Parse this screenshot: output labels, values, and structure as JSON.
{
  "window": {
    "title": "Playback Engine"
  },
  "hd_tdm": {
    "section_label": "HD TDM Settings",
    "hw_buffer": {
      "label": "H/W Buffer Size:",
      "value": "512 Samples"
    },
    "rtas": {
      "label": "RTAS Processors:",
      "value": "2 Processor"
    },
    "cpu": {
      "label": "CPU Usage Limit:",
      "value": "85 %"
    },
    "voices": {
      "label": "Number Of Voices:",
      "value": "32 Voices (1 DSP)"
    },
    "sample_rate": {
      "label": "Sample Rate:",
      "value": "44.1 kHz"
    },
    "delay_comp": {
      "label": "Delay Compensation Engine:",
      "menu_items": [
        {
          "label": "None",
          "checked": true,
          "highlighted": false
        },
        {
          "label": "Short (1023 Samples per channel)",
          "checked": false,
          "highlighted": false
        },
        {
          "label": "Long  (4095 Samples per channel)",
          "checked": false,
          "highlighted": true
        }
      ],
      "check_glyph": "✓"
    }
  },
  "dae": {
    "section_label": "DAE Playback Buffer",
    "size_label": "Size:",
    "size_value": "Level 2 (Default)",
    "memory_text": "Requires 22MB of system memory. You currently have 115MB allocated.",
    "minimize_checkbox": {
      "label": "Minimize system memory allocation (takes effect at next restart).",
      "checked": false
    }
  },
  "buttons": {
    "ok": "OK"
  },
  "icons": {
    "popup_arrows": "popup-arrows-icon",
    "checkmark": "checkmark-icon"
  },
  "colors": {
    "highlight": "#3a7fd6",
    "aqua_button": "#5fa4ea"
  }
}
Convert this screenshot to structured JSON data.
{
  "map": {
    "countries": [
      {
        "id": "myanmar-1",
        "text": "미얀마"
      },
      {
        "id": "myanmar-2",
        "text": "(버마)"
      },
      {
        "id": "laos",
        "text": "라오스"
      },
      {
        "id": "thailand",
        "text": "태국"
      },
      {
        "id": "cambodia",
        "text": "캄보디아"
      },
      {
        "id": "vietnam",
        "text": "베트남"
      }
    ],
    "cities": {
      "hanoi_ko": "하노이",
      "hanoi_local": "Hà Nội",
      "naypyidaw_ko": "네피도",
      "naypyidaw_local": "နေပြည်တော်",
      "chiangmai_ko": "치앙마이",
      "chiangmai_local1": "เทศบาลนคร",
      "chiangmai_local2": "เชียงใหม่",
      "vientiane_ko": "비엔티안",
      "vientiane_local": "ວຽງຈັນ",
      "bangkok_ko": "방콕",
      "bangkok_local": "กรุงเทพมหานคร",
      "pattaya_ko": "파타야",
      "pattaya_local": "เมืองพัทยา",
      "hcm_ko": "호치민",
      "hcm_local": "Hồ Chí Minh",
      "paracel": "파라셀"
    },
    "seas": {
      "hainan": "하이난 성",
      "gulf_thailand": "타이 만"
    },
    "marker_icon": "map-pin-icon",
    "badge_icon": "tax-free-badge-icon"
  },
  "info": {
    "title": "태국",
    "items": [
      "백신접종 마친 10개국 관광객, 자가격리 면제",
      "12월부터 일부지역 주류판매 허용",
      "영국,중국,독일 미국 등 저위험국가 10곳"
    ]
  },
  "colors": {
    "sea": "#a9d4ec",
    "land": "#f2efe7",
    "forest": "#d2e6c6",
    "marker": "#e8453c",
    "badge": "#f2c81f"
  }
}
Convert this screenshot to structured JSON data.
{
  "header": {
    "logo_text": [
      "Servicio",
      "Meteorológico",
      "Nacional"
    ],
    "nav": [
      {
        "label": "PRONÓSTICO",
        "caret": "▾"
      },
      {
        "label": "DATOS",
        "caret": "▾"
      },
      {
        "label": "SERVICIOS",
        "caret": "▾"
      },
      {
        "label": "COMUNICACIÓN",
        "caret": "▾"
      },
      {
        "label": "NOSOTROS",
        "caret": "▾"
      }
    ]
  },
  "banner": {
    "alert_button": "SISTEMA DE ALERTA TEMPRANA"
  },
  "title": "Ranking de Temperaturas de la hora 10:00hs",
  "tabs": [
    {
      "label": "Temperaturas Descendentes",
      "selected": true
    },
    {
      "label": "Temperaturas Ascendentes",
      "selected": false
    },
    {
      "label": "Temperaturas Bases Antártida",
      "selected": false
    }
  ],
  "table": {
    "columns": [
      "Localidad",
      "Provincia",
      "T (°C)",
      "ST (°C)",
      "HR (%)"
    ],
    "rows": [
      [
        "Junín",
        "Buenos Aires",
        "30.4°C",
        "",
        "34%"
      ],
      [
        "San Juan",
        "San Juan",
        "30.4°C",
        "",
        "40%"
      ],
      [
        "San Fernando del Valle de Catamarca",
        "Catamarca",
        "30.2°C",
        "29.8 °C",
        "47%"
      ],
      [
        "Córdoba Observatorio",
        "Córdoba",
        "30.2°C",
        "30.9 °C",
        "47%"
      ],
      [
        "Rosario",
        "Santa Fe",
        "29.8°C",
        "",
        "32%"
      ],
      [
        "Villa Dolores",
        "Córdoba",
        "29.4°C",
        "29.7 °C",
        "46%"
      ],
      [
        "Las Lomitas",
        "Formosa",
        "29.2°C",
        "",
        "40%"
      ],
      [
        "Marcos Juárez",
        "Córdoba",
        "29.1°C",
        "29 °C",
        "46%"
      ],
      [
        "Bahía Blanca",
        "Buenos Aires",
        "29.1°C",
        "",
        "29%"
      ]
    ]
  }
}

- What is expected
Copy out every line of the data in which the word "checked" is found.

- Solved problem
          "checked": true,
          "checked": false,
          "checked": false,
      "checked": false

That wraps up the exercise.